Then we get a scene between Phil and Monica in which it’s established that he hired her to break the trust in exchange for $500,000 of the $10 million Phil would get — only Monica is upping the ante and demanding a full $5 million, half the fortune, and when Phil offers to become her lover instead she makes it clear to him — and us — that all she wants is the money. Finally we learn that it’s the last woman in Gloria’s and Scarlet’s social group, Kim, who’s Phil’s alternate lover and the one he was planning to run away to Buenos Aires with (Gloria found the order for the tickets on Phil’s computer and that’s one reason she was so convinced he was having an affair and planning to leave her), and Gloria not only figures it out but gets a gun and pulls it on Phil while he’s taking a shower. The film then cuts for commercials, and when it resumes Gloria shows up for her usual Thursday night party with the girls with blood across the front of her dress, saying she’s just shot Phil dead in self-defense and asking for their help — only the situation deteriorates. Monica drinks quite a lot of the poisoned wine and ends up crashing her car after she leaves the party, and Kim threatens Gloria with a knife, giving Gloria the excuse to shoot her with the gun and say that was self-defense, too. In a tag scene that suggests Damián Romay has been watching the films of Tony Gilroy as well as those of Alfred Hitchcock, it turns out that Phil wasn’t dead at all: Gloria faked the blood on her dress as part of a revenge plot against him and her supposed “friends,” and instead of killing Phil she reported him to the police so they would arrest him at the airport for attempted murder as well as having embezzled from his employer to finance his Buenos Aires trip.

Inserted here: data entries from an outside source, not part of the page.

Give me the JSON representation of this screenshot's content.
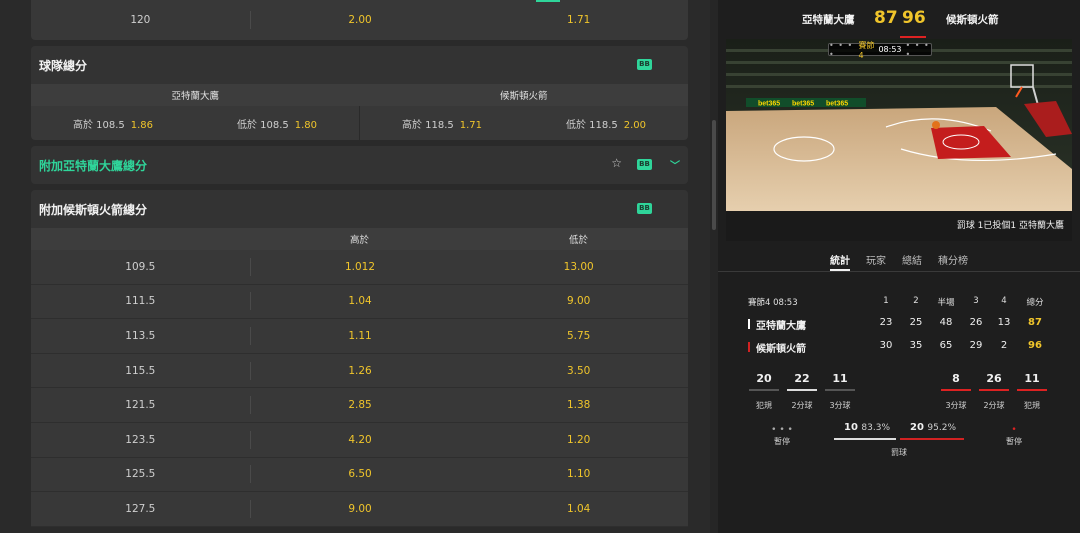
{
  "top_row": {
    "line": "120",
    "over": "2.00",
    "under": "1.71"
  },
  "team_totals": {
    "title": "球隊總分",
    "badge": "BB",
    "team_a": "亞特蘭大鷹",
    "team_b": "候斯頓火箭",
    "cells": [
      {
        "label": "高於 108.5",
        "odd": "1.86"
      },
      {
        "label": "低於 108.5",
        "odd": "1.80"
      },
      {
        "label": "高於 118.5",
        "odd": "1.71"
      },
      {
        "label": "低於 118.5",
        "odd": "2.00"
      }
    ]
  },
  "extra_atlanta": {
    "title": "附加亞特蘭大鷹總分",
    "badge": "BB",
    "star_icon": "star-outline-icon",
    "chevron_icon": "chevron-down-icon"
  },
  "extra_houston": {
    "title": "附加候斯頓火箭總分",
    "badge": "BB",
    "col_over": "高於",
    "col_under": "低於",
    "rows": [
      {
        "line": "109.5",
        "over": "1.012",
        "under": "13.00"
      },
      {
        "line": "111.5",
        "over": "1.04",
        "under": "9.00"
      },
      {
        "line": "113.5",
        "over": "1.11",
        "under": "5.75"
      },
      {
        "line": "115.5",
        "over": "1.26",
        "under": "3.50"
      },
      {
        "line": "121.5",
        "over": "2.85",
        "under": "1.38"
      },
      {
        "line": "123.5",
        "over": "4.20",
        "under": "1.20"
      },
      {
        "line": "125.5",
        "over": "6.50",
        "under": "1.10"
      },
      {
        "line": "127.5",
        "over": "9.00",
        "under": "1.04"
      }
    ]
  },
  "scoreboard": {
    "team_a": "亞特蘭大鷹",
    "team_b": "候斯頓火箭",
    "score_a": "87",
    "score_b": "96"
  },
  "video": {
    "period_label": "賽節4",
    "clock": "08:53",
    "dots_left": "• • • •",
    "dots_right": "• • • •",
    "caption": "罰球 1已投個1 亞特蘭大鷹",
    "ad_text": "bet365"
  },
  "tabs": [
    "統計",
    "玩家",
    "總結",
    "積分榜"
  ],
  "stats": {
    "period_time": "賽節4 08:53",
    "headers": [
      "1",
      "2",
      "半場",
      "3",
      "4",
      "總分"
    ],
    "team_a": {
      "name": "亞特蘭大鷹",
      "q": [
        "23",
        "25",
        "48",
        "26",
        "13",
        "87"
      ],
      "bar_color": "#ffffff"
    },
    "team_b": {
      "name": "候斯頓火箭",
      "q": [
        "30",
        "35",
        "65",
        "29",
        "2",
        "96"
      ],
      "bar_color": "#d22222"
    },
    "left_box": [
      {
        "value": "20",
        "label": "犯規"
      },
      {
        "value": "22",
        "label": "2分球"
      },
      {
        "value": "11",
        "label": "3分球"
      }
    ],
    "right_box": [
      {
        "value": "8",
        "label": "3分球"
      },
      {
        "value": "26",
        "label": "2分球"
      },
      {
        "value": "11",
        "label": "犯規"
      }
    ],
    "timeout_label": "暫停",
    "free_throws": {
      "label": "罰球",
      "a_made": "10",
      "a_pct": "83.3%",
      "b_made": "20",
      "b_pct": "95.2%"
    }
  }
}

Charles came home one-third of the way through Secrets in Suburbia and told me when it was over that what he’d seen made no sense — and I assured him that it didn’t make any more sense to me even though I’d seen the film all the way through. It seemed through much of the running time as if Romáy had been attempting to crowd all the Lifetime clichés he could think of into one script, and about the only even remotely creative thing he did was in his casting of Joe Williamson as Phil. Instead of the drop-dead gorgeous type that usually portrays a Lifetime male villain, he cast a stocky guy of medium height and tousled hair, reasonably nice-looking but hardly irresistibly attractive, the sort of actor that generally gets cast on Lifetime as the understanding husband who helps his wife fend off the maleficent attractions of the hot-looking stalker or psycho who’s after her for nefarious reasons. Other than that, and some bizarre touches like the quartet of four cellos that entertains at Scarlet’s party and the use of the fast theme of Rossini’s The Barber of Seville overture (Charles once heard the overture and asked, “Is this the overture to The Barber of Seville, the overture to Aureliano in Palmira or the overture to Elisabetta, Regina d’Inghilterra?” — the joke being that Rossini used the same piece as the overture to all three of those operas) as running gags — it’s established that Gloria herself was an amateur cellist and was good enough to pursue it professionally but gave it up when she married Phil (and there’s a nice scene that shows her frantically playing her cello when she returns home after killing Kim and waits for the police to show up and interrogate her), Secrets in Suburbia is just a typical Lifetime movie, and not an especially good one at that: other Lifetime writers and directors, notably Christine Conradt, have got considerably more out of these familiar situations than Romay did.